--- Provided data ---

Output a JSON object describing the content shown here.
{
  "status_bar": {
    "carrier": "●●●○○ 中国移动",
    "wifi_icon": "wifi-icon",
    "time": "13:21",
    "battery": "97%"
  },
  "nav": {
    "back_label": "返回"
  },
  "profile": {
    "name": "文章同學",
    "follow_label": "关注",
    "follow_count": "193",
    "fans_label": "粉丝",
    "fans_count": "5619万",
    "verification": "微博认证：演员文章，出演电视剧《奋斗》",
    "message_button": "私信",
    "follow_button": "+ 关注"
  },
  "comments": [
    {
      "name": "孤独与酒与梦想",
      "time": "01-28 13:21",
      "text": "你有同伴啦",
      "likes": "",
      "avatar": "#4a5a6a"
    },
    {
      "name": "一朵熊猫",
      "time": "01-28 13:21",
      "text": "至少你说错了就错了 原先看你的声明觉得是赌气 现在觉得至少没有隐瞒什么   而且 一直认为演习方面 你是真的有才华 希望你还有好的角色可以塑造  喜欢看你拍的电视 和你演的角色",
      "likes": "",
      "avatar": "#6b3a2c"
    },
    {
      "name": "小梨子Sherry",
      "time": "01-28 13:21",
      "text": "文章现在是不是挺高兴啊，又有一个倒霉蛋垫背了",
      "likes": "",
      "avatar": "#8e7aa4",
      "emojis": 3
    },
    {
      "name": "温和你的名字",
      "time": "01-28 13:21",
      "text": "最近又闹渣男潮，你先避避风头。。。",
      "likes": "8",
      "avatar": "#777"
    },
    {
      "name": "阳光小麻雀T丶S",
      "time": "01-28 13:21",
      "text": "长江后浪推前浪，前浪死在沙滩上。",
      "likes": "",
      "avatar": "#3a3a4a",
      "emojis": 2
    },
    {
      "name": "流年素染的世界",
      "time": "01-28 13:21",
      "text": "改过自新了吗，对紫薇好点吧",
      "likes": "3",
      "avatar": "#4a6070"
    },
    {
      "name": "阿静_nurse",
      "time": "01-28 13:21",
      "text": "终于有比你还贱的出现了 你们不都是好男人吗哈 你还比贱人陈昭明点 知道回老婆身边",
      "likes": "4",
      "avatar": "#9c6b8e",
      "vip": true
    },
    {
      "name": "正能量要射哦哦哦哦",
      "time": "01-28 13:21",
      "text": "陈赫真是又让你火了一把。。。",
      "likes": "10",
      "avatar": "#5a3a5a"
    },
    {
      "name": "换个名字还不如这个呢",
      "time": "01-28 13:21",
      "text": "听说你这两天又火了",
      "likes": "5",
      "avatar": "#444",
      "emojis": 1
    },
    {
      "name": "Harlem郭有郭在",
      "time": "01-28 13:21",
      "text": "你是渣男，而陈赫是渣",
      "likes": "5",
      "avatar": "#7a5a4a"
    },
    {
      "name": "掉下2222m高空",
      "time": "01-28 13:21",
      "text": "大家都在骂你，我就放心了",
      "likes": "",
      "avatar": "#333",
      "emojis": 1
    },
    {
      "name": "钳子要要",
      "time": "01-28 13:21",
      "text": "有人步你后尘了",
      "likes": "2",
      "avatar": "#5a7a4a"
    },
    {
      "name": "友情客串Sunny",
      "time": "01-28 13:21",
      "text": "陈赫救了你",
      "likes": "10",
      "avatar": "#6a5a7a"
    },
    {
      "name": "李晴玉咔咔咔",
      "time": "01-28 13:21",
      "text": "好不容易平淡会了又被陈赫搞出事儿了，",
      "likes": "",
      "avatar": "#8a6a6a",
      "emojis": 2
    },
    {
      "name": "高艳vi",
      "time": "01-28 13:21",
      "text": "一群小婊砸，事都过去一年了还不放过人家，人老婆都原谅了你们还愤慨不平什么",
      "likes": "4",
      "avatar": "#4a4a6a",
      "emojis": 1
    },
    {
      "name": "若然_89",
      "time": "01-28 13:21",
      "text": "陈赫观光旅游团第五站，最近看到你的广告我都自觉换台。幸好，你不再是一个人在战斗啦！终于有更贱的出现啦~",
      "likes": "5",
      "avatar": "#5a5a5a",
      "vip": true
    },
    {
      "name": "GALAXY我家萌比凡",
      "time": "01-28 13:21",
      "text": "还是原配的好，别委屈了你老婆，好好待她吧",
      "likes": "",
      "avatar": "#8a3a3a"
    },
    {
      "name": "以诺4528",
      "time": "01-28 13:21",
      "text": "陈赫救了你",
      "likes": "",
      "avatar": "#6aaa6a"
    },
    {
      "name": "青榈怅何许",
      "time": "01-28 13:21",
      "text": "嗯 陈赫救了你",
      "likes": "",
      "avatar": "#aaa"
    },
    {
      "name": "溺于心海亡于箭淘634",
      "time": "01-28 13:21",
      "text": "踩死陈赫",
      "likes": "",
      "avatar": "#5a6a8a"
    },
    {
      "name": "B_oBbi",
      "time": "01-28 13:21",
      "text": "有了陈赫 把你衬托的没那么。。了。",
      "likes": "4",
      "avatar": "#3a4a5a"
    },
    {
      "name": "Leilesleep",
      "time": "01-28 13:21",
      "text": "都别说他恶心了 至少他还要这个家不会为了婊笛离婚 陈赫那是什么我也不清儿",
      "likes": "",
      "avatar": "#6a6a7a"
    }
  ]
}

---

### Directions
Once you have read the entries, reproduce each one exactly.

### Final answer
Output a JSON object describing the content shown here.
{
  "status_bar": {
    "carrier": "●●●○○ 中国移动",
    "wifi_icon": "wifi-icon",
    "time": "13:21",
    "battery": "97%"
  },
  "nav": {
    "back_label": "返回"
  },
  "profile": {
    "name": "文章同學",
    "follow_label": "关注",
    "follow_count": "193",
    "fans_label": "粉丝",
    "fans_count": "5619万",
    "verification": "微博认证：演员文章，出演电视剧《奋斗》",
    "message_button": "私信",
    "follow_button": "+ 关注"
  },
  "comments": [
    {
      "name": "孤独与酒与梦想",
      "time": "01-28 13:21",
      "text": "你有同伴啦",
      "likes": "",
      "avatar": "#4a5a6a"
    },
    {
      "name": "一朵熊猫",
      "time": "01-28 13:21",
      "text": "至少你说错了就错了 原先看你的声明觉得是赌气 现在觉得至少没有隐瞒什么   而且 一直认为演习方面 你是真的有才华 希望你还有好的角色可以塑造  喜欢看你拍的电视 和你演的角色",
      "likes": "",
      "avatar": "#6b3a2c"
    },
    {
      "name": "小梨子Sherry",
      "time": "01-28 13:21",
      "text": "文章现在是不是挺高兴啊，又有一个倒霉蛋垫背了",
      "likes": "",
      "avatar": "#8e7aa4",
      "emojis": 3
    },
    {
      "name": "温和你的名字",
      "time": "01-28 13:21",
      "text": "最近又闹渣男潮，你先避避风头。。。",
      "likes": "8",
      "avatar": "#777"
    },
    {
      "name": "阳光小麻雀T丶S",
      "time": "01-28 13:21",
      "text": "长江后浪推前浪，前浪死在沙滩上。",
      "likes": "",
      "avatar": "#3a3a4a",
      "emojis": 2
    },
    {
      "name": "流年素染的世界",
      "time": "01-28 13:21",
      "text": "改过自新了吗，对紫薇好点吧",
      "likes": "3",
      "avatar": "#4a6070"
    },
    {
      "name": "阿静_nurse",
      "time": "01-28 13:21",
      "text": "终于有比你还贱的出现了 你们不都是好男人吗哈 你还比贱人陈昭明点 知道回老婆身边",
      "likes": "4",
      "avatar": "#9c6b8e",
      "vip": true
    },
    {
      "name": "正能量要射哦哦哦哦",
      "time": "01-28 13:21",
      "text": "陈赫真是又让你火了一把。。。",
      "likes": "10",
      "avatar": "#5a3a5a"
    },
    {
      "name": "换个名字还不如这个呢",
      "time": "01-28 13:21",
      "text": "听说你这两天又火了",
      "likes": "5",
      "avatar": "#444",
      "emojis": 1
    },
    {
      "name": "Harlem郭有郭在",
      "time": "01-28 13:21",
      "text": "你是渣男，而陈赫是渣",
      "likes": "5",
      "avatar": "#7a5a4a"
    },
    {
      "name": "掉下2222m高空",
      "time": "01-28 13:21",
      "text": "大家都在骂你，我就放心了",
      "likes": "",
      "avatar": "#333",
      "emojis": 1
    },
    {
      "name": "钳子要要",
      "time": "01-28 13:21",
      "text": "有人步你后尘了",
      "likes": "2",
      "avatar": "#5a7a4a"
    },
    {
      "name": "友情客串Sunny",
      "time": "01-28 13:21",
      "text": "陈赫救了你",
      "likes": "10",
      "avatar": "#6a5a7a"
    },
    {
      "name": "李晴玉咔咔咔",
      "time": "01-28 13:21",
      "text": "好不容易平淡会了又被陈赫搞出事儿了，",
      "likes": "",
      "avatar": "#8a6a6a",
      "emojis": 2
    },
    {
      "name": "高艳vi",
      "time": "01-28 13:21",
      "text": "一群小婊砸，事都过去一年了还不放过人家，人老婆都原谅了你们还愤慨不平什么",
      "likes": "4",
      "avatar": "#4a4a6a",
      "emojis": 1
    },
    {
      "name": "若然_89",
      "time": "01-28 13:21",
      "text": "陈赫观光旅游团第五站，最近看到你的广告我都自觉换台。幸好，你不再是一个人在战斗啦！终于有更贱的出现啦~",
      "likes": "5",
      "avatar": "#5a5a5a",
      "vip": true
    },
    {
      "name": "GALAXY我家萌比凡",
      "time": "01-28 13:21",
      "text": "还是原配的好，别委屈了你老婆，好好待她吧",
      "likes": "",
      "avatar": "#8a3a3a"
    },
    {
      "name": "以诺4528",
      "time": "01-28 13:21",
      "text": "陈赫救了你",
      "likes": "",
      "avatar": "#6aaa6a"
    },
    {
      "name": "青榈怅何许",
      "time": "01-28 13:21",
      "text": "嗯 陈赫救了你",
      "likes": "",
      "avatar": "#aaa"
    },
    {
      "name": "溺于心海亡于箭淘634",
      "time": "01-28 13:21",
      "text": "踩死陈赫",
      "likes": "",
      "avatar": "#5a6a8a"
    },
    {
      "name": "B_oBbi",
      "time": "01-28 13:21",
      "text": "有了陈赫 把你衬托的没那么。。了。",
      "likes": "4",
      "avatar": "#3a4a5a"
    },
    {
      "name": "Leilesleep",
      "time": "01-28 13:21",
      "text": "都别说他恶心了 至少他还要这个家不会为了婊笛离婚 陈赫那是什么我也不清儿",
      "likes": "",
      "avatar": "#6a6a7a"
    }
  ]
}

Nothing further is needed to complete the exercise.